Right way of applying `inverse_transform`

Hi, I have a setup like this:

dftrain, dftest = partition(df, 0.7, shuffle=true, rng=123)

datapipe = ContinuousEncoder() |> Standardizer()
datatrans_mach = machine(datapipe, dftrain) |> fit!
normalized_train = MLJ.transform(datatrans_mach, dftrain)
normalized_test = MLJ.transform(datatrans_mach, dftest)

normalizer = fitted_params(datatrans_mach).machines[2]

ytrain, Xtrain = normalized_train.target, select(normalized_train, Not(target))
ytest, Xtest = normalized_test.target, select(normalized_test, Not(target))

knn = KNNRegressor()
knnM = machine(knn, Xtrain, ytrain) |> fit!

All well and good, but when I do

predict(knn, inverse_transform(normalizer, Xtest))

I get
ERROR: Attempting to transform data with incompatible feature labels.
So I thought that since Standardizer was trained on dftrain which includes the target I tried

predict(knn, inverse_transform(normalizer, hcat(Xtest, ytest)))

But that is evidently not it, since I get a more fundamental incompatibility ERROR: ArgumentError: dimension of input points:44 and tree data:43 must agree

And if I first predict and then inverse transform i.e.

inverse_transform(normalizer, predict(knn, Xtest))

I get ERROR: type Nothing has no field names

So, how can I get the predictions on the original scale?

What are you hoping to do?

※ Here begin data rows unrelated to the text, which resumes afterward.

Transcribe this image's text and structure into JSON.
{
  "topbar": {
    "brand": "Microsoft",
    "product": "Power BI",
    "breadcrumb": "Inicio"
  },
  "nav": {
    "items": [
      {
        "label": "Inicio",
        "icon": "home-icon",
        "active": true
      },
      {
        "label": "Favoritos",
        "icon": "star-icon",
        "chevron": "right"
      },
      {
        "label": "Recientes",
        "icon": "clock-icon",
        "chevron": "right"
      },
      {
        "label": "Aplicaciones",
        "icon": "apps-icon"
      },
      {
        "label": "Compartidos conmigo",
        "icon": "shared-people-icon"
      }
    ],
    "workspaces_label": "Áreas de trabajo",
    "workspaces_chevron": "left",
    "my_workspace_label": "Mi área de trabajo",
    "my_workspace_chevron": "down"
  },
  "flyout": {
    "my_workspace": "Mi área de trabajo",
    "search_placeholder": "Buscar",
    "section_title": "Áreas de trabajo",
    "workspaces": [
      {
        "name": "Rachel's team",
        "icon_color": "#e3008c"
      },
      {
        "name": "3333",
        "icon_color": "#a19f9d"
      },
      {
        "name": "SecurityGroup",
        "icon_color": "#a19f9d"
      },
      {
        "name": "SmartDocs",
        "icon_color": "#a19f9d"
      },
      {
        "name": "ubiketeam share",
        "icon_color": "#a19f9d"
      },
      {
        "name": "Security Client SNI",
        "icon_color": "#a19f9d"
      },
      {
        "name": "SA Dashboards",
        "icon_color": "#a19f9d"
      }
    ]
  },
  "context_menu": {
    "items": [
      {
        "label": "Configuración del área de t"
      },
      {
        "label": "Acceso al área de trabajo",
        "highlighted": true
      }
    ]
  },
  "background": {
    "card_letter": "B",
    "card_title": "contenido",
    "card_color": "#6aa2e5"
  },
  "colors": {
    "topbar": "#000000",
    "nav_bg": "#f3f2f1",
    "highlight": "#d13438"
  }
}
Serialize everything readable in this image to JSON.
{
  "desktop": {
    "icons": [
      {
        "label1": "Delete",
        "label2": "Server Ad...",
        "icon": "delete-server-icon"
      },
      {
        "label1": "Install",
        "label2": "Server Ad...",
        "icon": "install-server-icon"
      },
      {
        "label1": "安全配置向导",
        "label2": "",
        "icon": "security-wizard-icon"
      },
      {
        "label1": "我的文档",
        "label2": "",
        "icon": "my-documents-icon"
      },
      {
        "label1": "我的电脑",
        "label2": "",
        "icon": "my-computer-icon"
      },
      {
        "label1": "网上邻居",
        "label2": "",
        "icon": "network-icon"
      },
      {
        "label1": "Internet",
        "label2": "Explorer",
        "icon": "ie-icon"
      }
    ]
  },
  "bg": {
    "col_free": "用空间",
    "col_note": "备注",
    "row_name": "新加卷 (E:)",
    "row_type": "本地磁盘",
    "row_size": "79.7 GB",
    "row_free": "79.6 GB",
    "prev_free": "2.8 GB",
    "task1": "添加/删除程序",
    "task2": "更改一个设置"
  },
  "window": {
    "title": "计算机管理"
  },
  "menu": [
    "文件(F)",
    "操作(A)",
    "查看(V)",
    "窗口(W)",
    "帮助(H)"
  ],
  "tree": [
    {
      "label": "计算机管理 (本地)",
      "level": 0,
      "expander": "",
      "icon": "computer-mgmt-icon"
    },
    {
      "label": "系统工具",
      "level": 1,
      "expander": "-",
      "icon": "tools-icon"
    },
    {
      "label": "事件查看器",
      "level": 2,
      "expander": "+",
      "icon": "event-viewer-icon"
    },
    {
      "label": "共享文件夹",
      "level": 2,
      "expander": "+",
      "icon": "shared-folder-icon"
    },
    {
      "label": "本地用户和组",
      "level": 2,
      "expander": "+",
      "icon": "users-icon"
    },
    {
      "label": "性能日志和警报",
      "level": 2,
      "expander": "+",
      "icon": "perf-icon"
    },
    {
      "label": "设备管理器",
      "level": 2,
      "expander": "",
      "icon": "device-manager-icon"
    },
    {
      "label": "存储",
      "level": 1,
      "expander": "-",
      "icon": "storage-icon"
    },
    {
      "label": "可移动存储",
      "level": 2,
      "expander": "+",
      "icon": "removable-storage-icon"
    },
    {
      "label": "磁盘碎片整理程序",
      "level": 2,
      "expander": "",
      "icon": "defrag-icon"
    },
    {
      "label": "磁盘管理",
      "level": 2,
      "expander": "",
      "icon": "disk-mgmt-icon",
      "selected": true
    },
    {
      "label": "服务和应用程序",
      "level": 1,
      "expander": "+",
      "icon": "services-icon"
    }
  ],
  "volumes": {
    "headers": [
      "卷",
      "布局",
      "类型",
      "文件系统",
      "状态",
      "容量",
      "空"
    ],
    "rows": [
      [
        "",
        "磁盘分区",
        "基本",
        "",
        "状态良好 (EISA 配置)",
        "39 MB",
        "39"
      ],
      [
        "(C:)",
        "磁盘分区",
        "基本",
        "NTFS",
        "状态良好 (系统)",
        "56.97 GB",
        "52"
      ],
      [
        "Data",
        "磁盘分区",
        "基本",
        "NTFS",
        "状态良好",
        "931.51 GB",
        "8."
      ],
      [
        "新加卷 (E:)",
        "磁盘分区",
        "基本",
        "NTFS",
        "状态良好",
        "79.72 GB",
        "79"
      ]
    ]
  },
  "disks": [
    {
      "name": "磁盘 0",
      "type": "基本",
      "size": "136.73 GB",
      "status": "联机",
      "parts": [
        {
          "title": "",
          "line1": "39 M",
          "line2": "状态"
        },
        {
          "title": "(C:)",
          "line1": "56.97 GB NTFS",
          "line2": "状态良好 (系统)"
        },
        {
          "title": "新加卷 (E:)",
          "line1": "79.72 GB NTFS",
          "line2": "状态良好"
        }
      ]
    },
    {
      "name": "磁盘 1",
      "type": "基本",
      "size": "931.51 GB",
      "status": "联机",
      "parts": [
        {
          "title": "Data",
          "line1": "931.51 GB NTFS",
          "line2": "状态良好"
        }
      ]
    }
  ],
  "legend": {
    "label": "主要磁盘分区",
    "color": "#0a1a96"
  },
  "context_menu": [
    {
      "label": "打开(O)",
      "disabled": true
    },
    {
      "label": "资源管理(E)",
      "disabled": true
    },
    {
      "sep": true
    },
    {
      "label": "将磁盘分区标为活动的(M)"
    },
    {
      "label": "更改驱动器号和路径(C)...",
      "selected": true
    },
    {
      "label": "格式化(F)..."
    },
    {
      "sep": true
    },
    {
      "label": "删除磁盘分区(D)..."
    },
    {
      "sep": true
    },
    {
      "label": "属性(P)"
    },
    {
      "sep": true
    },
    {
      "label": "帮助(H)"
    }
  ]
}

If I understood your example, Xtrain is your normalized training dataset and Xtest is your normalized testing dataset.
So if you trained your model on Xtrain, you should be able to do predict() on Xtest like this

# get predictions for your test dataset
ytest_hat=predict(knnM, Xtest)

It is possible that your error is simply a typo, because your fitted machine is called knnM whereas your predict() call is against knn

In general, would it be possible for you to change your workflow and separate your X and y early on (ala Common MLJ Workflows )

That way your target transformations would be separate and would be easy to debug if you have any problems. I’d argue it’s the more common way, because there are transforms that could introduce leakage from target into your features, so you tend to separate those early on.

Eg, changing your code to:

y, X =  unpack(df, ==(:target), rng=123);
(Xtrain, Xtest), (ytrain, ytest)  = partition((X, y), 0.7, shuffle=true,multi=true,  rng=123)

datapipe = ContinuousEncoder() |> Standardizer()
datatrans_mach = machine(datapipe, Xtrain) |> fit!

normalized_train = MLJ.transform(datatrans_mach, Xtrain)
normalized_test = MLJ.transform(datatrans_mach, Xtest);

knn = KNNRegressor()
knnM = machine(knn, normalized_train, ytrain) |> fit!

# out of sample predictions that you can evaluate performance on
ytest_hat=predict(knnM, normalized_test)

@ctrebbau I’m not sure I get your question. But check to see if the following code does what you want. You could use whatever workflow you wish to but using the MLJ workflows @svilupp as pointed out makes things easier conceptually.

# This assumes that the name of your target feature is `:target`
# You can replace this with the actual name of your target feature
knnp = (X -> select(X, Not(:target))) |> KNNRegressor
knnM = machine(knnp, normalized_train, ytrain) |> fit!
predict(knnM, inverse_transform(normalizer, normalized_test))

Hi, thank you for your prompt help; sorry for my late response. I’m sorry I wasn’t able to explain myself more clearly. I’ve adhered more closely to the more standard workflow, separating target and features earlier, even before normalizing, and I’m happy to report I’m getting more sensible predictions now.